WHAT TO DO:
Give the data below again exactly as written, without its pictures.
━━━━━ RAW DATA
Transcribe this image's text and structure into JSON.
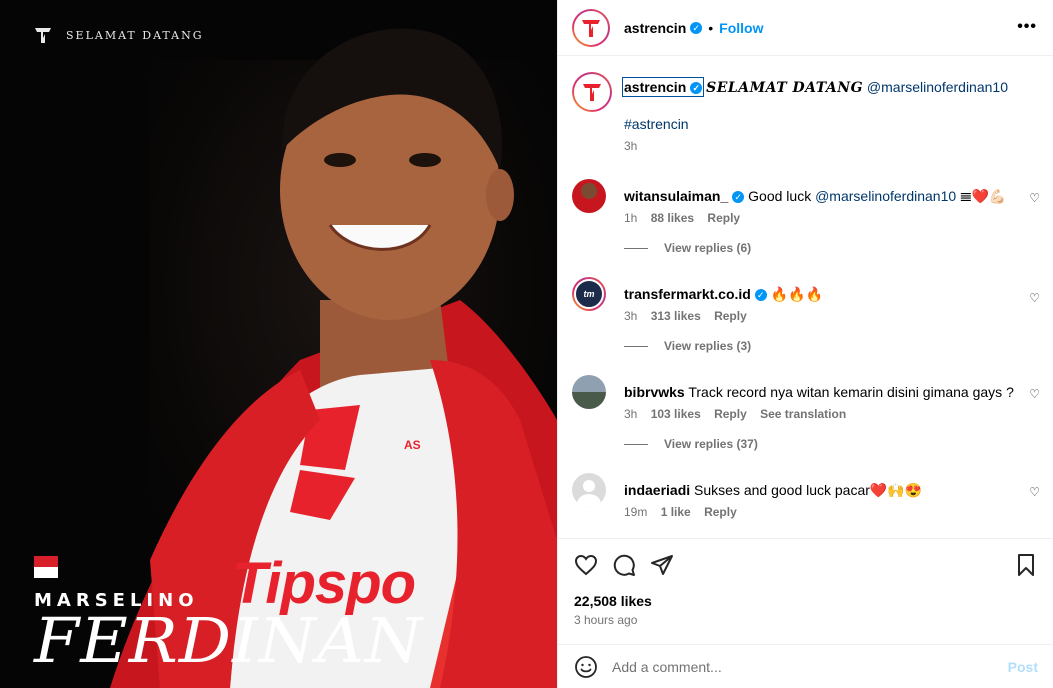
{
  "post_image": {
    "brand_text": "SELAMAT DATANG",
    "first_name": "MARSELINO",
    "last_name": "FERDINAN",
    "jersey_text": "Tipspo",
    "jersey_badge": "AS"
  },
  "header": {
    "username": "astrencin",
    "follow_label": "Follow",
    "dot": "•",
    "more": "•••"
  },
  "caption": {
    "username": "astrencin",
    "script_text": "SELAMAT DATANG",
    "mention": "@marselinoferdinan10",
    "hashtag": "#astrencin",
    "time": "3h"
  },
  "comments": [
    {
      "username": "witansulaiman_",
      "verified": true,
      "text": "Good luck",
      "mention": "@marselinoferdinan10",
      "emoji": "𝍣❤️💪🏻",
      "time": "1h",
      "likes": "88 likes",
      "reply": "Reply",
      "view_replies": "View replies (6)"
    },
    {
      "username": "transfermarkt.co.id",
      "verified": true,
      "text": "🔥🔥🔥",
      "time": "3h",
      "likes": "313 likes",
      "reply": "Reply",
      "view_replies": "View replies (3)"
    },
    {
      "username": "bibrvwks",
      "verified": false,
      "text": "Track record nya witan kemarin disini gimana gays ?",
      "time": "3h",
      "likes": "103 likes",
      "reply": "Reply",
      "see_translation": "See translation",
      "view_replies": "View replies (37)"
    },
    {
      "username": "indaeriadi",
      "verified": false,
      "text": "Sukses and good luck pacar❤️🙌😍",
      "time": "19m",
      "likes": "1 like",
      "reply": "Reply"
    }
  ],
  "actions": {
    "likes": "22,508 likes",
    "time_ago": "3 hours ago"
  },
  "add_comment": {
    "placeholder": "Add a comment...",
    "post_label": "Post"
  },
  "colors": {
    "link": "#00376b",
    "follow": "#0095f6",
    "muted": "#737373",
    "brand_red": "#e8222c"
  }
}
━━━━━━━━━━
OUTPUT BELOW:
Transcribe this image's text and structure into JSON.
{
  "post_image": {
    "brand_text": "SELAMAT DATANG",
    "first_name": "MARSELINO",
    "last_name": "FERDINAN",
    "jersey_text": "Tipspo",
    "jersey_badge": "AS"
  },
  "header": {
    "username": "astrencin",
    "follow_label": "Follow",
    "dot": "•",
    "more": "•••"
  },
  "caption": {
    "username": "astrencin",
    "script_text": "SELAMAT DATANG",
    "mention": "@marselinoferdinan10",
    "hashtag": "#astrencin",
    "time": "3h"
  },
  "comments": [
    {
      "username": "witansulaiman_",
      "verified": true,
      "text": "Good luck",
      "mention": "@marselinoferdinan10",
      "emoji": "𝍣❤️💪🏻",
      "time": "1h",
      "likes": "88 likes",
      "reply": "Reply",
      "view_replies": "View replies (6)"
    },
    {
      "username": "transfermarkt.co.id",
      "verified": true,
      "text": "🔥🔥🔥",
      "time": "3h",
      "likes": "313 likes",
      "reply": "Reply",
      "view_replies": "View replies (3)"
    },
    {
      "username": "bibrvwks",
      "verified": false,
      "text": "Track record nya witan kemarin disini gimana gays ?",
      "time": "3h",
      "likes": "103 likes",
      "reply": "Reply",
      "see_translation": "See translation",
      "view_replies": "View replies (37)"
    },
    {
      "username": "indaeriadi",
      "verified": false,
      "text": "Sukses and good luck pacar❤️🙌😍",
      "time": "19m",
      "likes": "1 like",
      "reply": "Reply"
    }
  ],
  "actions": {
    "likes": "22,508 likes",
    "time_ago": "3 hours ago"
  },
  "add_comment": {
    "placeholder": "Add a comment...",
    "post_label": "Post"
  },
  "colors": {
    "link": "#00376b",
    "follow": "#0095f6",
    "muted": "#737373",
    "brand_red": "#e8222c"
  }
}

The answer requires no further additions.